However, that does not imply that the Gross Rate of Return can solve all our problems. It does not take into account operational costs, taxes or time value of money — the difference can be dramatic between the profitability of an investment and what it returns. Thus, even though the Gross Rate of Return is an essential first step, this is simply one of several metrics to use in order to understand an investment’s true performance, and ultimately assist you in making reasoned investment decisions.

Only when you understand how to calculate, interpret, and apply Gross Rate of Return can investors use this tool to more effectively evaluate individual investments, or the broader market. However, in the context of its economic context and the specific traits of their investments, investors can exploit this metric to maximize their portfolios and accomplish their financial objectives.
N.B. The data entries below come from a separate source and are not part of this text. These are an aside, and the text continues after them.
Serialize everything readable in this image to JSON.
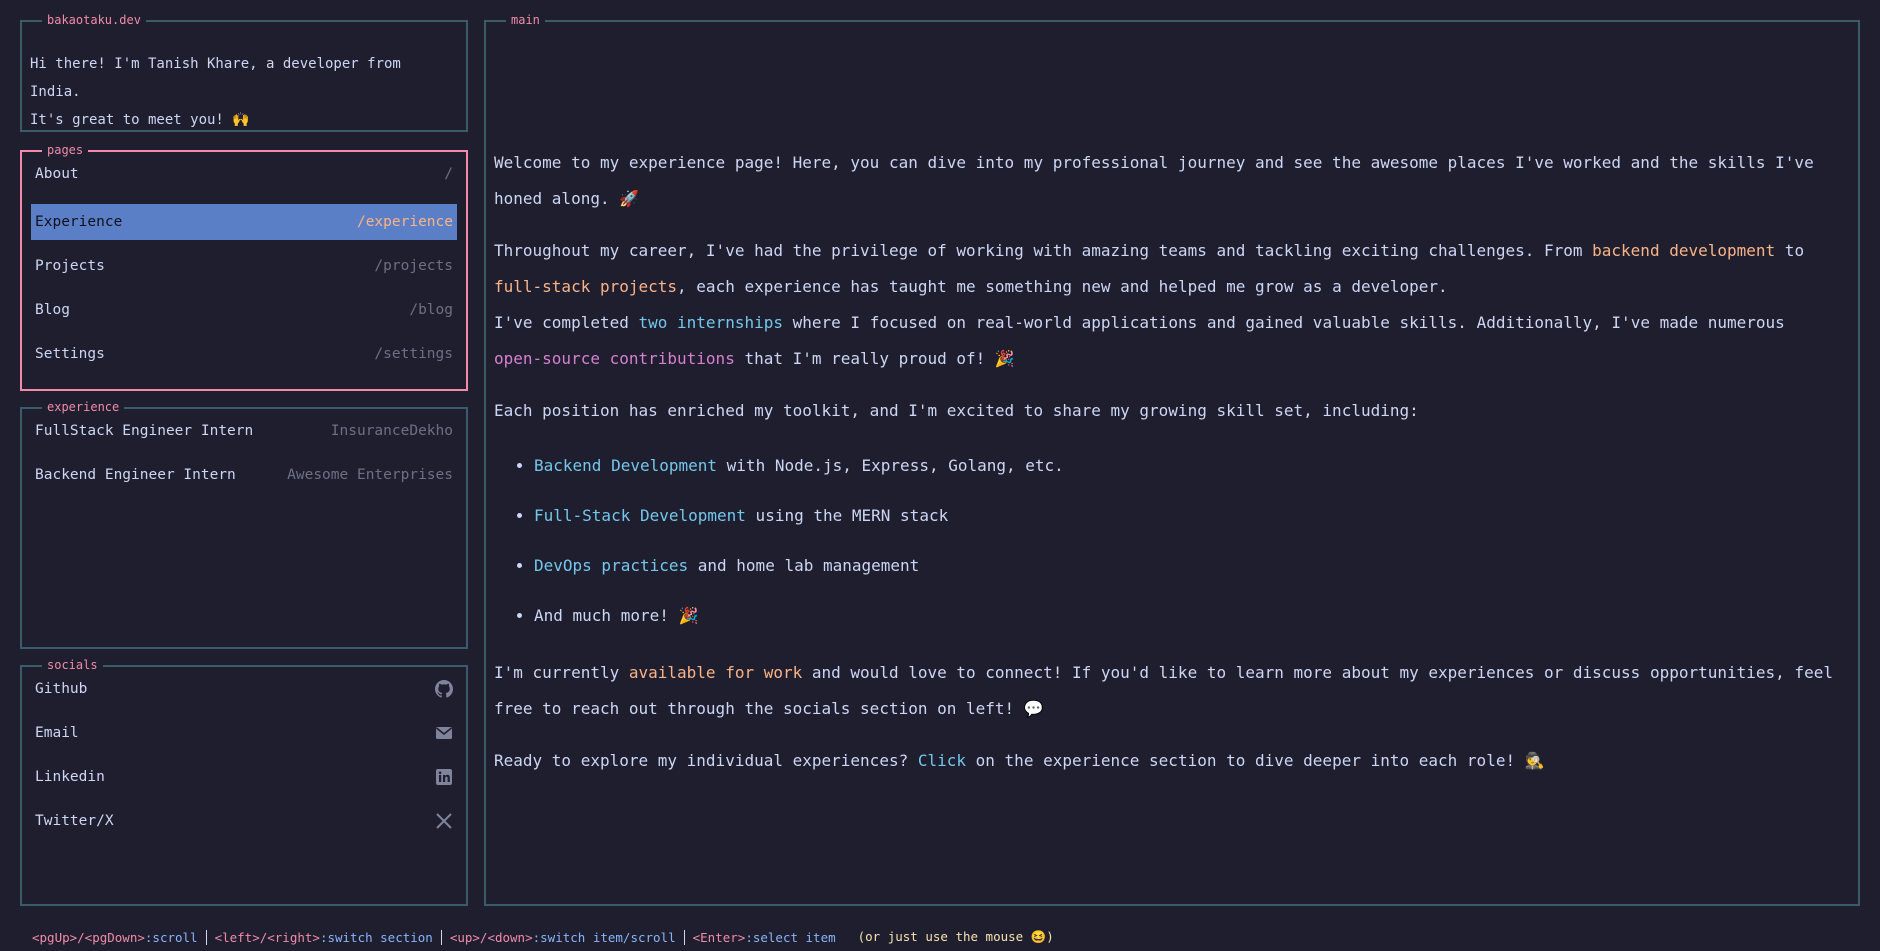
{
  "about": {
    "title": "bakaotaku.dev",
    "line1": "Hi there! I'm Tanish Khare, a developer from India.",
    "line2": "It's great to meet you! 🙌"
  },
  "pages": {
    "title": "pages",
    "items": [
      {
        "label": "About",
        "path": "/"
      },
      {
        "label": "Experience",
        "path": "/experience"
      },
      {
        "label": "Projects",
        "path": "/projects"
      },
      {
        "label": "Blog",
        "path": "/blog"
      },
      {
        "label": "Settings",
        "path": "/settings"
      }
    ],
    "selected": "Experience"
  },
  "experience": {
    "title": "experience",
    "items": [
      {
        "role": "FullStack Engineer Intern",
        "company": "InsuranceDekho"
      },
      {
        "role": "Backend Engineer Intern",
        "company": "Awesome Enterprises"
      }
    ]
  },
  "socials": {
    "title": "socials",
    "items": [
      {
        "label": "Github",
        "icon": "github-icon"
      },
      {
        "label": "Email",
        "icon": "email-icon"
      },
      {
        "label": "Linkedin",
        "icon": "linkedin-icon"
      },
      {
        "label": "Twitter/X",
        "icon": "x-icon"
      }
    ]
  },
  "main": {
    "title": "main",
    "intro": "Welcome to my experience page! Here, you can dive into my professional journey and see the awesome places I've worked and the skills I've honed along. 🚀",
    "p2": {
      "a": "Throughout my career, I've had the privilege of working with amazing teams and tackling exciting challenges. From ",
      "h1": "backend development",
      "b": " to ",
      "h2": "full-stack projects",
      "c": ", each experience has taught me something new and helped me grow as a developer."
    },
    "p3": {
      "a": "I've completed ",
      "h1": "two internships",
      "b": " where I focused on real-world applications and gained valuable skills. Additionally, I've made numerous ",
      "h2": "open-source contributions",
      "c": " that I'm really proud of! 🎉"
    },
    "p4": "Each position has enriched my toolkit, and I'm excited to share my growing skill set, including:",
    "skills": [
      {
        "h": "Backend Development",
        "t": " with Node.js, Express, Golang, etc."
      },
      {
        "h": "Full-Stack Development",
        "t": " using the MERN stack"
      },
      {
        "h": "DevOps practices",
        "t": " and home lab management"
      },
      {
        "h": "",
        "t": "And much more! 🎉"
      }
    ],
    "p5": {
      "a": "I'm currently ",
      "h": "available for work",
      "b": " and would love to connect! If you'd like to learn more about my experiences or discuss opportunities, feel free to reach out through the socials section on left! 💬"
    },
    "p6": {
      "a": "Ready to explore my individual experiences? ",
      "h": "Click",
      "b": " on the experience section to dive deeper into each role! 🕵️"
    }
  },
  "footer": {
    "items": [
      {
        "keys": "<pgUp>/<pgDown>",
        "action": ":scroll"
      },
      {
        "keys": "<left>/<right>",
        "action": ":switch section"
      },
      {
        "keys": "<up>/<down>",
        "action": ":switch item/scroll"
      },
      {
        "keys": "<Enter>",
        "action": ":select item"
      }
    ],
    "hint": "(or just use the mouse 😆)"
  },
  "colors": {
    "background": "#1e1e2e",
    "border": "#3b5a6a",
    "active_border": "#f38ba8",
    "selection": "#5b7fc7",
    "accent_orange": "#fab387",
    "accent_sky": "#74c7ec",
    "accent_pink": "#d97fd0"
  }
}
### Decoding Gross Rate of Return: FAQs

#### What Exactly Defines the Gross Rate of Return in Financial Terms?

The Gross Rate of Return is a measure of the total percentage change in the value of an investment during a particular time period without including anything owed due to costs or fees, or taxes. What comes is a reflection of the raw performance of an investment showing that the investment has appreciated or depreciated by how much before deductions.

#### How Does the Gross Rate of Return Differ from Similar Financial Metrics?

Metrics like Net Return differ from Gross Rate of Return in the focus solely on the total change to the value of an investment, and ignoring expenses such as fees or taxes. Net Return is simply showing raw performance, but it adjusts for these costs so it’s really a Net Return. The Gross Rate of Return also didn’t take into account inflation, or risk, as some other metrics may.

#### Can You Provide an Example of How to Calculate the Gross Rate of Return for a Mutual Fund?

Gross Rate of Return is calculated by subtracting the initial value from the final value, dividing it with the initial value and then multiplying by 100 to calculate a percentage. For instance, if you invest $10,000 in a mutual fund and it grows to $12,000 after one year, the calculation is: (12,000 – 10,000) / 10,000 = 20%.

#### What are the Key Benefits of Analyzing Investments Using the Gross Rate of Return?

An easy, simple, and clear way to measure how much an investment has grown is the Gross Rate of Return and this allows for us to make an easy and apples to apples comparison of different opportunities. It allows you to see which investments are high performers, and how much you can grow before taking any costs into consideration. In particular, this is the metric you would use to evaluate raw performance and see a trend over time.

#### What are the Limitations of Using the Gross Rate of Return in Long-Term Investment Analysis?

The principal drawback of the Gross Rate of Return is that it omits costs, fees and taxes — all of which can substantially shape profitability. In addition it does not take into account the time value of money, simply treating all returns as though their time of receipt is irrelevant for long term investments. In addition, it’s not considering risk, a key aspect when evaluating the sustainability of investments.